Mississauga Mayor Hazel McCallion was serious when she urged people to avoid drive-thrus at a city council meeting Wednesday, noting the harmful emissions that are spewed by idling cars.

But she later said was ‘joking’ about having the city’s three-minute ban on idling enforced while drivers sit waiting for their double doubles and Big Macs.

“I was really joking,” she said. “There’s no way that we can monitor the idling at drive-thrus.

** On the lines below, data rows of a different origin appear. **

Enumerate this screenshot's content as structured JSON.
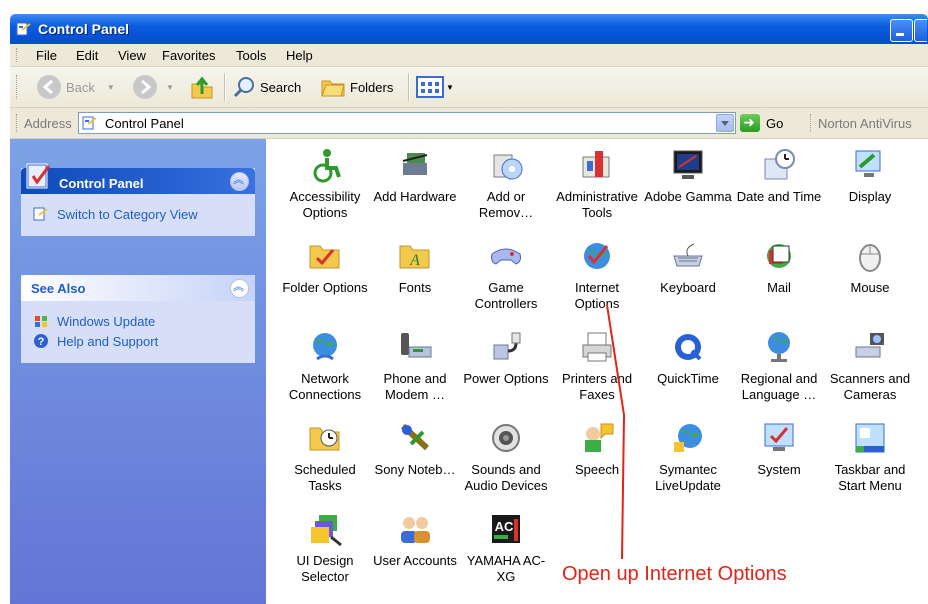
{
  "window": {
    "title": "Control Panel"
  },
  "menu": [
    "File",
    "Edit",
    "View",
    "Favorites",
    "Tools",
    "Help"
  ],
  "toolbar": {
    "back": "Back",
    "search": "Search",
    "folders": "Folders"
  },
  "address": {
    "label": "Address",
    "value": "Control Panel",
    "go": "Go",
    "norton": "Norton AntiVirus"
  },
  "sidebar": {
    "control_panel": {
      "title": "Control Panel",
      "link": "Switch to Category View"
    },
    "see_also": {
      "title": "See Also",
      "links": [
        "Windows Update",
        "Help and Support"
      ]
    }
  },
  "items": [
    {
      "label": "Accessibility Options",
      "icon": "accessibility-icon"
    },
    {
      "label": "Add Hardware",
      "icon": "hardware-icon"
    },
    {
      "label": "Add or Remov…",
      "icon": "add-remove-icon"
    },
    {
      "label": "Administrative Tools",
      "icon": "admin-tools-icon"
    },
    {
      "label": "Adobe Gamma",
      "icon": "monitor-icon"
    },
    {
      "label": "Date and Time",
      "icon": "clock-icon"
    },
    {
      "label": "Display",
      "icon": "display-icon"
    },
    {
      "label": "Folder Options",
      "icon": "folder-check-icon"
    },
    {
      "label": "Fonts",
      "icon": "fonts-folder-icon"
    },
    {
      "label": "Game Controllers",
      "icon": "gamepad-icon"
    },
    {
      "label": "Internet Options",
      "icon": "globe-check-icon"
    },
    {
      "label": "Keyboard",
      "icon": "keyboard-icon"
    },
    {
      "label": "Mail",
      "icon": "mail-icon"
    },
    {
      "label": "Mouse",
      "icon": "mouse-icon"
    },
    {
      "label": "Network Connections",
      "icon": "network-globe-icon"
    },
    {
      "label": "Phone and Modem …",
      "icon": "phone-icon"
    },
    {
      "label": "Power Options",
      "icon": "power-plug-icon"
    },
    {
      "label": "Printers and Faxes",
      "icon": "printer-icon"
    },
    {
      "label": "QuickTime",
      "icon": "quicktime-icon"
    },
    {
      "label": "Regional and Language …",
      "icon": "globe-stand-icon"
    },
    {
      "label": "Scanners and Cameras",
      "icon": "scanner-icon"
    },
    {
      "label": "Scheduled Tasks",
      "icon": "scheduled-folder-icon"
    },
    {
      "label": "Sony Noteb…",
      "icon": "sony-icon"
    },
    {
      "label": "Sounds and Audio Devices",
      "icon": "speaker-icon"
    },
    {
      "label": "Speech",
      "icon": "speech-icon"
    },
    {
      "label": "Symantec LiveUpdate",
      "icon": "liveupdate-icon"
    },
    {
      "label": "System",
      "icon": "system-icon"
    },
    {
      "label": "Taskbar and Start Menu",
      "icon": "taskbar-icon"
    },
    {
      "label": "UI Design Selector",
      "icon": "ui-design-icon"
    },
    {
      "label": "User Accounts",
      "icon": "users-icon"
    },
    {
      "label": "YAMAHA AC-XG",
      "icon": "yamaha-icon"
    }
  ],
  "annotation": "Open up Internet Options",
  "colors": {
    "titlebar": "#0a5ddf",
    "link": "#215dc6",
    "annotation": "#e32418"
  }
}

We don’t have the staff to do it.”

Under existing bylaws, idlers could face a $150 fine, but bylaw officers have typically been issuing warnings rather than fines.

It’s not just the pollution that irritates McCallion, it’s also the traffic jams caused by long lines at rush hour, she told city council.

McCallion would prefer an outright ban on drive-thrus, but she admits that would be a tough sell to council.

Her comments were spawned from a staff report about how Mississauga is coping with the effects of climate change.

City of Toronto bylaws cap idling at one minute and expects employees to follow a “10-second rule” for idling.

According to the Ministry of Natural Resources, idling for longer than 10 seconds wastes more gas and produces more carbon emissions than restarting the engine.

Click here for the the Ministry of Natural Resources website on idling, including interactive idling impact calculators.

Have you ever been ticketed in a drive-thru line?